b. Vermillion can create and promote direct corridors and low-impact facilities for recreational activity on the river. Currently, Vermillion does very little to promote the proximity of the scenic river. Many people, citizens and visitors, could enjoy camping, non-motor boating, swimming, birding, hiking, cross-country skiing, etc. on the river. Vermillion could build and promote a significant tourism industry. Perhaps an outfitter and supply store, hotels or lodges, and 'river-fare' restaurants could emerge in town. These activities would be synergistic with the music and arts, downtown shops, museums, winery, and friendly atmosphere in Vermillion.
c. In order to protect this stretch of the river, and the wonderful opportunities that arise from its bounties, Vermillion should adopt precise and strong policy to limit development around the river.
3. Vermillion is a multicultural center! Let's acknowledge and celebrate this. In Vermillion, there is a convergence of cultures. These include native people, descendants of European settlers, and people from around the world (many of whom were attracted here by USD). There are so many ways to share our traditions that include food, music, lore, and healing. Our community will grow stronger in this sharing, and attract more people. Economic activity could emerge as new restaurants, craft and clothing, healing and therapy, and regular concerts. Another possibility may be a multiple partnership between the city, regional native tribes, state, and USD to build a Native American outreach center of national reputation.
III. Investigate renewable energy

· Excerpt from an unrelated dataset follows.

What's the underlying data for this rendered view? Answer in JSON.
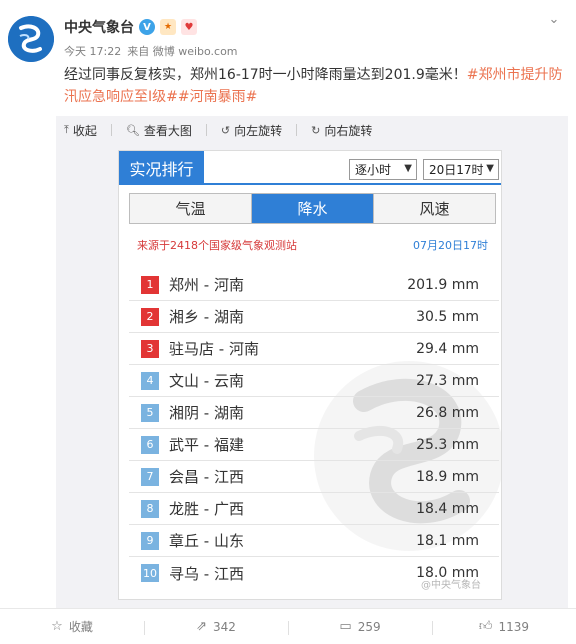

Scientific data and moral responsibility compel us to take steps to live sustainably. Cornerstones of sustainable living include conservation and use of renewable sources. With renewable energy infrastructure investments, we can build a reliable supply of energy that would protect us from price fluctuations and environmental risk. These, in turn, will promote economic development and health.
Possible strategies include developing a rooftop solar initiative wherein the city (backed with federal funds) could provide expert personnel and financial incentives for solar installation. Under a uniform, robust plan, the installations could comply with uniform electric and construction codes. Additionally, South Dakota is a gold mine for the development of wind power. Vermillion could purchase its own wind turbines and produce its own power instead of buying coal-derived electricity. Such investment would protect citizens from price increases in their utility bills and provide zero-emissions power.
Conservation is an important component of energy policy. City facilities should be evaluated to assess their energy and materials consumption, in order to identify opportunities to lower use. While conserving resources, the city could save money. The city vehicle fleet should be evaluated to identify the potential use of more fuel-efficient vehicles to effectively complete work tasks. A great way to conserve fuel (and improve health of citizens) is to promote walking and cycling around town. Selected roads could be identified as 'bike corridors' with clear lanes, and bike racks could be installed at city hall and parks. Pedestrian friendly crosswalks should be a priority.